Exercise prevents blood sugar spikes
Incorporating regular physical activity is good for overall health, but it’s also essentially “free medicine” when it comes to blood sugar management.
Any activity is going to beneficial compared to no activity.
The general goal for most people is 30 minutes per day, 5 days per week. But if you can’t fit in a 30 minute block of time, that’s okay, do what you can!
Try a quick walk, house cleaning, gardening, or a few squats or lunges after meals – anything you do will help get sugar out of the bloodstream and into the muscle cells faster (which may be particularly beneficial after a meal).
KEY POINT: Add regular exercise to your routine and try quick bouts of activity after-meals to help achieve better blood sugar levels.
Be aware of stress
Stress is something we all deal with on a daily basis.
When we encounter stress our body goes into a fight or flight response. This natural reaction to stress causes stored sugar in our body to be released, and therefore raises blood sugar levels.
Even if you are diligent with monitoring your carbohydrate intake and doing regular physical activity, high levels of daily stress this could be causing blood sugars to go up.
Stress can also make it hard to stick to a schedule, which makes it harder to eat well and maintain other healthy life practices.
For instance, you have a stressful work day, so you stop and get fast food so you don’t have to cook when you get home. You also skip your evening walk and maybe you’re so frustrated from work that you go straight to bed, forgetting to take your diabetes medication.
This all affects your blood sugar readings…and not in a positive way!
Try simple stress-relieving techniques such as meditation, gentle exercise, playing with a pet, or taking a relaxing bath.
KEY POINT: finding ways to decrease your stress and/or deal with it will aid in decreasing spikes in blood sugar.
Improve your sleep quality
When it comes to managing your blood sugar, there is a major connection between your sleep and blood sugar spikes.
Both the quality of sleep and the amount your get are important factors.
Research shows sleep deprivation aggravates insulin resistance and raises blood sugar levels.
Chronically high blood sugar levels are also a potential contributing factor to poor sleep quality, which means it can be a vicious cycle.
KEY POINT: Aim for 7 hours of sleep each night, and if you’re not getting enough, ask yourself why and try to implement strategies to get more sleep and improve your sleep quality.
Medications can cause blood sugar spikes

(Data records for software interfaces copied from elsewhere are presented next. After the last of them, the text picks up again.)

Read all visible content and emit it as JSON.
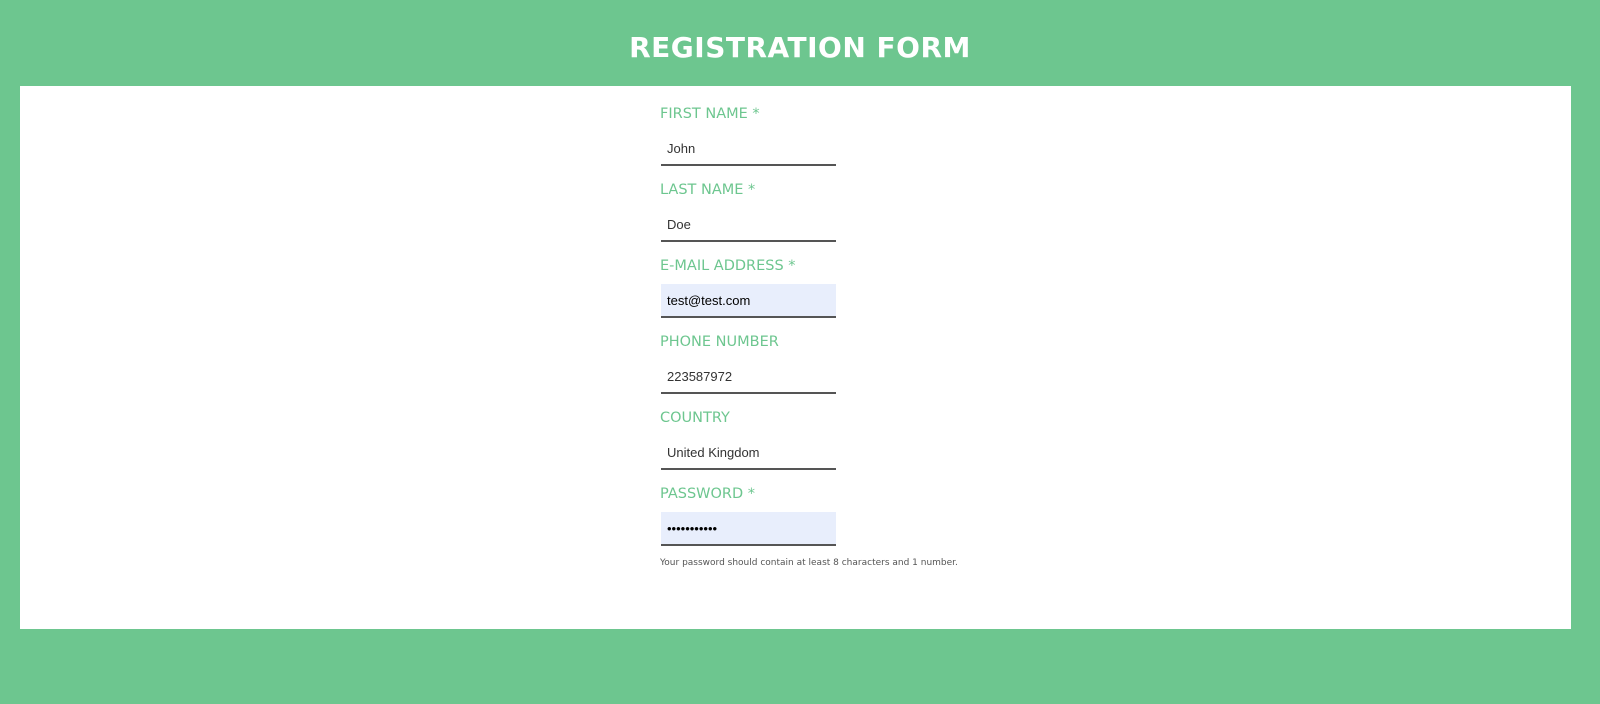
{
  "header": {
    "title": "REGISTRATION FORM"
  },
  "colors": {
    "brand_green": "#6dc68f",
    "autofill_bg": "#e8eefc",
    "panel_bg": "#ffffff"
  },
  "form": {
    "fields": [
      {
        "label": "FIRST NAME *",
        "value": "John",
        "type": "text",
        "autofilled": false
      },
      {
        "label": "LAST NAME *",
        "value": "Doe",
        "type": "text",
        "autofilled": false
      },
      {
        "label": "E-MAIL ADDRESS *",
        "value": "test@test.com",
        "type": "email",
        "autofilled": true
      },
      {
        "label": "PHONE NUMBER",
        "value": "223587972",
        "type": "tel",
        "autofilled": false
      },
      {
        "label": "COUNTRY",
        "value": "United Kingdom",
        "type": "text",
        "autofilled": false
      },
      {
        "label": "PASSWORD *",
        "value": "•••••••••••",
        "type": "password",
        "autofilled": true
      }
    ],
    "password_hint": "Your password should contain at least 8 characters and 1 number."
  }
}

Certain medications could cause blood sugar spikes, the most common medications being:
- Beta blockers
- Thiazide and thiazide-like diuretics

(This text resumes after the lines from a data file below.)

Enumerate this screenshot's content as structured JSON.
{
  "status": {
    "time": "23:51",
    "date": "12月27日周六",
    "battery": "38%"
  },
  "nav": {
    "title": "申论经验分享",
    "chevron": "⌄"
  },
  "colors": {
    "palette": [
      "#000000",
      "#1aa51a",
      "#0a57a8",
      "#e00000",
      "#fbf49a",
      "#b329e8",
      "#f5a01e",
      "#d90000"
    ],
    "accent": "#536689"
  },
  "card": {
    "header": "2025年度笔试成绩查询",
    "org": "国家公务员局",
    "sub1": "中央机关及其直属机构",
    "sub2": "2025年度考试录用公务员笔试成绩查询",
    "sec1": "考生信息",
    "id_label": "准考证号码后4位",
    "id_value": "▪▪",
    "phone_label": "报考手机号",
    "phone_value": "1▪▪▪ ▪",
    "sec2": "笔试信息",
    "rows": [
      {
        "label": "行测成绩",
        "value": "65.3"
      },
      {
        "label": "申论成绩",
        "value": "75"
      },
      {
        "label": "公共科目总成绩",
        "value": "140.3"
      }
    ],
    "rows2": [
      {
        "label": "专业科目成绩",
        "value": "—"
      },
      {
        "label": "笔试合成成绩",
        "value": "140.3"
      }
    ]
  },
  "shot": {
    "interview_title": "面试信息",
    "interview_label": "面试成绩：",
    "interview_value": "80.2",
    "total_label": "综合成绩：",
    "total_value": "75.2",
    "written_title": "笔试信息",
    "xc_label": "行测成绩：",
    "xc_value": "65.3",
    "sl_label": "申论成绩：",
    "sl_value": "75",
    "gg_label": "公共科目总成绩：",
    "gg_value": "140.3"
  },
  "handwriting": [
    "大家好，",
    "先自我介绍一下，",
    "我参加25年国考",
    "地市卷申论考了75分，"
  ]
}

- Second-generation antipsychotics
- Calcineurin inhibitors
- Protease inhibitors
Also, some over the counter cold and flu medications that contain pseudoephedrine and cough syrups can cause elevations in blood sugar.
If you’re concerned about a medication, your doctor or pharmacist should be able to answer any questions you may have.

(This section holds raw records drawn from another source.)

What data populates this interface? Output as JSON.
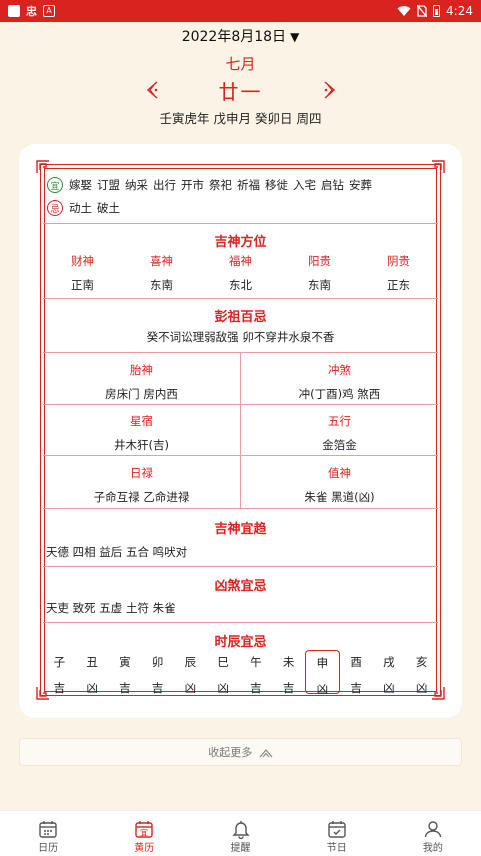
{
  "status_bar": {
    "time": "4:24",
    "app_icon_text": "忠",
    "a_icon_text": "A"
  },
  "header": {
    "solar_date": "2022年8月18日",
    "lunar_month": "七月",
    "lunar_day": "廿一",
    "ganzhi": "壬寅虎年 戊申月 癸卯日 周四"
  },
  "yi": {
    "badge": "宜",
    "items": [
      "嫁娶",
      "订盟",
      "纳采",
      "出行",
      "开市",
      "祭祀",
      "祈福",
      "移徙",
      "入宅",
      "启钻",
      "安葬"
    ]
  },
  "ji": {
    "badge": "忌",
    "items": [
      "动土",
      "破土"
    ]
  },
  "gods_direction": {
    "title": "吉神方位",
    "cols": [
      {
        "label": "财神",
        "value": "正南"
      },
      {
        "label": "喜神",
        "value": "东南"
      },
      {
        "label": "福神",
        "value": "东北"
      },
      {
        "label": "阳贵",
        "value": "东南"
      },
      {
        "label": "阴贵",
        "value": "正东"
      }
    ]
  },
  "pengzu": {
    "title": "彭祖百忌",
    "text": "癸不词讼理弱敌强 卯不穿井水泉不香"
  },
  "grid": {
    "taishen": {
      "label": "胎神",
      "value": "房床门 房内西"
    },
    "chongsha": {
      "label": "冲煞",
      "value": "冲(丁酉)鸡 煞西"
    },
    "xingxiu": {
      "label": "星宿",
      "value": "井木犴(吉)"
    },
    "wuxing": {
      "label": "五行",
      "value": "金箔金"
    },
    "rilu": {
      "label": "日禄",
      "value": "子命互禄 乙命进禄"
    },
    "zhishen": {
      "label": "值神",
      "value": "朱雀 黑道(凶)"
    }
  },
  "jishen": {
    "title": "吉神宜趋",
    "text": "天德 四相 益后 五合 鸣吠对"
  },
  "xiongsha": {
    "title": "凶煞宜忌",
    "text": "天吏 致死 五虚 土符 朱雀"
  },
  "hours": {
    "title": "时辰宜忌",
    "items": [
      {
        "branch": "子",
        "luck": "吉"
      },
      {
        "branch": "丑",
        "luck": "凶"
      },
      {
        "branch": "寅",
        "luck": "吉"
      },
      {
        "branch": "卯",
        "luck": "吉"
      },
      {
        "branch": "辰",
        "luck": "凶"
      },
      {
        "branch": "巳",
        "luck": "凶"
      },
      {
        "branch": "午",
        "luck": "吉"
      },
      {
        "branch": "未",
        "luck": "吉"
      },
      {
        "branch": "申",
        "luck": "凶"
      },
      {
        "branch": "酉",
        "luck": "吉"
      },
      {
        "branch": "戌",
        "luck": "凶"
      },
      {
        "branch": "亥",
        "luck": "凶"
      }
    ],
    "active_index": 8
  },
  "collapse": {
    "label": "收起更多"
  },
  "nav": [
    {
      "label": "日历",
      "icon": "calendar-icon"
    },
    {
      "label": "黄历",
      "icon": "almanac-icon"
    },
    {
      "label": "提醒",
      "icon": "bell-icon"
    },
    {
      "label": "节日",
      "icon": "festival-icon"
    },
    {
      "label": "我的",
      "icon": "user-icon"
    }
  ],
  "colors": {
    "accent": "#d9231f",
    "background": "#fbf4e6",
    "yi_green": "#2e8b3b"
  }
}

KEY POINT: if you’re taking medications, ask your doctor or pharmacist if they might raise blood sugar levels.
As you can see there are many things that can cause blood sugar spikes, but there are also many things you can do to reduce them.
The most important thing is your diet, which mostly comes down to reducing carbohydrates. This alone can have a dramatic effect on after-meal and overall blood sugar levels.
It’s also important to be in tune with yourself and figure out what other factors in your life could be causing these spikes and then be proactive in trying to resolve those things.
We understand it can be frustrating at times, but keep at it! It does get easier to identify why these spikes may occur and take action to fix them.